Perhaps no working filmmaker in Hollywood captures the disappointment and complexities of the American mid-life crisis better than Alexander Payne. In Election, his acidic satire of political campaigns, he put Matthew Broderick through the wringer as a high school professor who gets entangled in a web of scandal during a high school election. In About Schmidt, his touching tale of an alienated widower (Jack Nicholson), he got us emotionally invested in a man who has essentially given up on life. In the Oscar-winning Sideways, his tragicomic ode to friendship and mid-life crises, he took us on a road trip with Miles Raymond (Paul Giamanti), a brilliant wine aficionado whose dissatisfaction with life is only surpassed by his cynicism. And now, in The Descendants, Payne’s first film in seven years, he ruminates on love, loss and coming to terms with it through the eyes of Matt King who is played by George Clooney in what may become the defining role of his distinguished career.
Matt is a successful lawyer in Hawaii whose ancestral history on the islands date all the way back to the 1860s. At the film’s opening, Matt informs us via voiceover that a good chunk of the family’s property, a stunning valley overlooking the ocean, is up for sale. The sale of this property would make Matt and his cousins extremely wealthy but would also convert the prime estate into a cesspool saturated with beach-front resorts and offices. It’s a tricky situation, no doubt, but Matt has more pressing things on his mind: His wife Elizabeth (Patricia Hastie) has fallen into a deep coma after a motorboat accident and he is faced with the possibility of raising his daughters, the spiteful Alex (Shailene Woodley) and the attention-seeking Scottie (Amara Miller), on his own – something he discloses that he has no idea how to do (he describes himself as “the backup parent… the understudy”). But when he is informed that Elizabeth was cheating on him, he begins to reevaluate everything he thought he knew about himself.
Although it’s easy to judge the plot of The Descendants, which was adapted from a novel by Kaui Hart Hemmings, as an exercise in dreariness, it’s far from what I’d call a depressing film. No, Payne is far too intelligent to bog down his stories in melodrama. Like About Schmidt and Sideways, The Descendants is a showcase of Payne’s astonishing ability to find humor and tenderness in even the darkest of subjects. Like in those films, Payne sprinkles his screenplay, co-written by Jim Rash and Nat Faxon, with the right measure of zaniness and humor that elevates the picture from tragedy into a truly moving and life-affirming experience. It helps that the screenplay is loaded with a ton of beautiful-written dialogues – from Matt’s opening monologue about the harsh realities of living in paradise to the pitch perfect final scene. While I’m reluctant to call it his best work, (Sideways is ingrained into my DNA), this is another touching, witty and absorbing film from the Oscar-winning filmmaker.

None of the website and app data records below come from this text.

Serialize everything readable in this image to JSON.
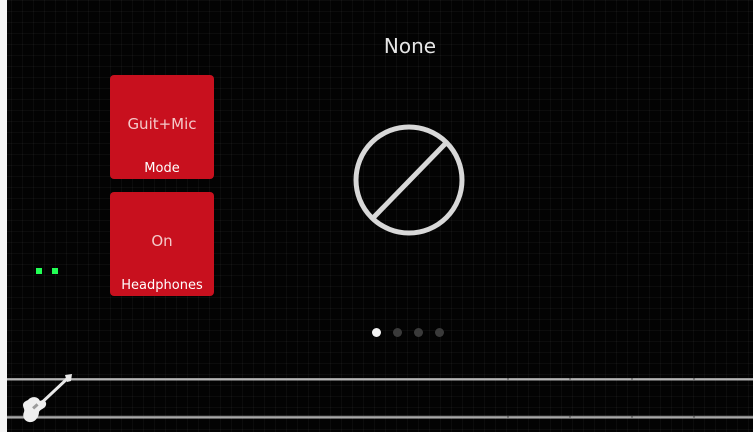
{
  "preset": {
    "name": "None",
    "symbol_icon": "none-circle-slash-icon"
  },
  "tiles": [
    {
      "value": "Guit+Mic",
      "label": "Mode"
    },
    {
      "value": "On",
      "label": "Headphones"
    }
  ],
  "pager": {
    "page_count": 4,
    "current_page": 1
  },
  "status": {
    "indicator_color": "#22ff55"
  },
  "footer": {
    "icon": "guitar-icon"
  },
  "colors": {
    "tile_background": "#c8101e",
    "background": "#030303",
    "accent_text": "#ffffff"
  }
}
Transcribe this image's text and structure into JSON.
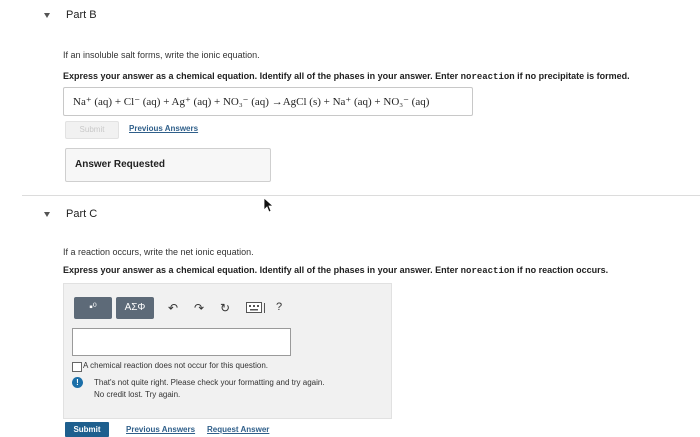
{
  "part_b": {
    "title": "Part B",
    "instruction": "If an insoluble salt forms, write the ionic equation.",
    "express": "Express your answer as a chemical equation. Identify all of the phases in your answer. Enter ",
    "keyword": "noreaction",
    "express_tail": " if no precipitate is formed.",
    "equation": "Na⁺ (aq) + Cl⁻ (aq) + Ag⁺ (aq) + NO₃⁻ (aq) →AgCl (s) + Na⁺ (aq) + NO₃⁻ (aq)",
    "submit_label": "Submit",
    "previous_answers_label": "Previous Answers",
    "answer_requested_label": "Answer Requested"
  },
  "part_c": {
    "title": "Part C",
    "instruction": "If a reaction occurs, write the net ionic equation.",
    "express": "Express your answer as a chemical equation. Identify all of the phases in your answer. Enter ",
    "keyword": "noreaction",
    "express_tail": " if no reaction occurs.",
    "toolbar": {
      "template_label": "▪⁰",
      "symbols_label": "ΑΣΦ",
      "help_label": "?"
    },
    "no_reaction_label": "A chemical reaction does not occur for this question.",
    "feedback_line1": "That's not quite right. Please check your formatting and try again.",
    "feedback_line2": "No credit lost. Try again.",
    "submit_label": "Submit",
    "previous_answers_label": "Previous Answers",
    "request_answer_label": "Request Answer"
  },
  "colors": {
    "submit_blue": "#1e5f8e",
    "toolbar_gray": "#5d6a78",
    "link_blue": "#2f5f8a",
    "info_blue": "#1b6fa8"
  }
}
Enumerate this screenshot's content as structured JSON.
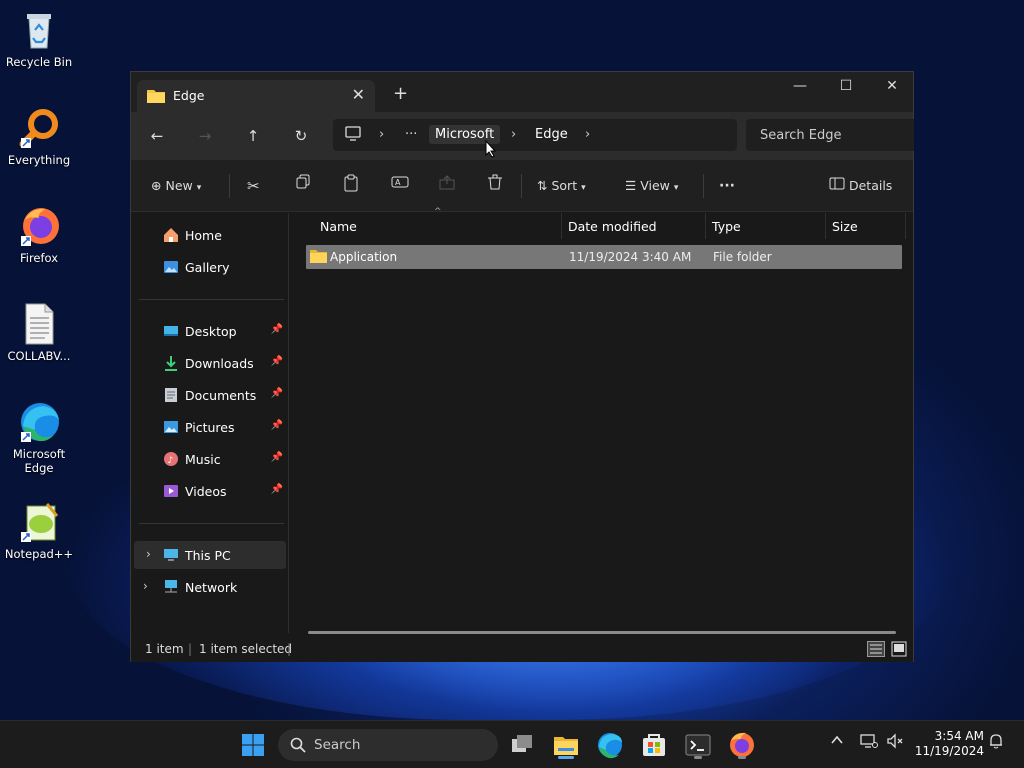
{
  "desktop": {
    "icons": [
      {
        "label": "Recycle Bin"
      },
      {
        "label": "Everything"
      },
      {
        "label": "Firefox"
      },
      {
        "label": "COLLABV..."
      },
      {
        "label": "Microsoft Edge"
      },
      {
        "label": "Notepad++"
      }
    ]
  },
  "window": {
    "tab_title": "Edge",
    "tab_close": "✕",
    "new_tab": "+",
    "controls": {
      "minimize": "—",
      "maximize": "☐",
      "close": "✕"
    },
    "nav": {
      "breadcrumb": [
        "Microsoft",
        "Edge"
      ],
      "ellipsis": "···",
      "search_placeholder": "Search Edge"
    },
    "toolbar": {
      "new_label": "New",
      "sort_label": "Sort",
      "view_label": "View",
      "more_label": "···",
      "details_label": "Details"
    },
    "sidebar": {
      "quick": [
        {
          "label": "Home"
        },
        {
          "label": "Gallery"
        }
      ],
      "pinned": [
        {
          "label": "Desktop"
        },
        {
          "label": "Downloads"
        },
        {
          "label": "Documents"
        },
        {
          "label": "Pictures"
        },
        {
          "label": "Music"
        },
        {
          "label": "Videos"
        }
      ],
      "tree": [
        {
          "label": "This PC"
        },
        {
          "label": "Network"
        }
      ]
    },
    "columns": [
      "Name",
      "Date modified",
      "Type",
      "Size"
    ],
    "files": [
      {
        "name": "Application",
        "date": "11/19/2024 3:40 AM",
        "type": "File folder",
        "size": ""
      }
    ],
    "status": {
      "count": "1 item",
      "selected": "1 item selected"
    }
  },
  "taskbar": {
    "search_label": "Search",
    "time": "3:54 AM",
    "date": "11/19/2024"
  },
  "colors": {
    "selection": "#777777",
    "window_bg": "#191919",
    "accent": "#3a8ee6"
  }
}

As much as Payne brings to the film, none of it would have worked as well if it weren’t for George Clooney’s sensational lived-in performance. Clooney may be one of the biggest movie stars in the world but under all the glamour and charm, it’s easy to forget that he’s also one of our finest actors. His critics knock him for taking roles that play within his comfort zone but in what world are performances in O Brother Where Art Thou?, Michael Clayton, Up in the Air, Syriana and Good Night and Good Luck even remotely similar? Clooney’s work in The Descendants is a rich, nuanced thing of beauty that completely does away with all the traits one associates with the actor – you know… the smug grin, the movie-star charisma, the sense of entitlement. When we look into his eyes, we automatically see the sadness and gain the sense that this is a man who knows that in many ways, he has been the one responsible for his situation. Without saying a word, we realize that this man knows that he could have and should have done more. Clooney just doesn’t play Matt King – he embodies Matt King.
Brilliantly supporting Clooney is relative newcomer Shailene Woodley who is mesmerizing as Matt’s rebellious older daughter Alex. When we first meet Alex, she’s a troubled young woman who harbors anger and frustration towards her father for not being the parent he was supposed to be but as the duo bond, she ends up becoming his closest and perhaps only friend. Robert Forester is also commanding as Matt’s foul father-in-law who chastises Matt for not being the husband he should have been. He’s not in it for long but it’s enough to punch out one of the film’s best moments (literally).
The Descendants is an enlightening and invigorating drama about love, loss and learning to let go. While it’s easy to brand it depressing, in the hands of a masterful filmmaker like writer-director Alexander Payne and George Clooney’s magnificent performance, it becomes a touching, funny and even cathartic movie-going experience. One of the year’s best movies.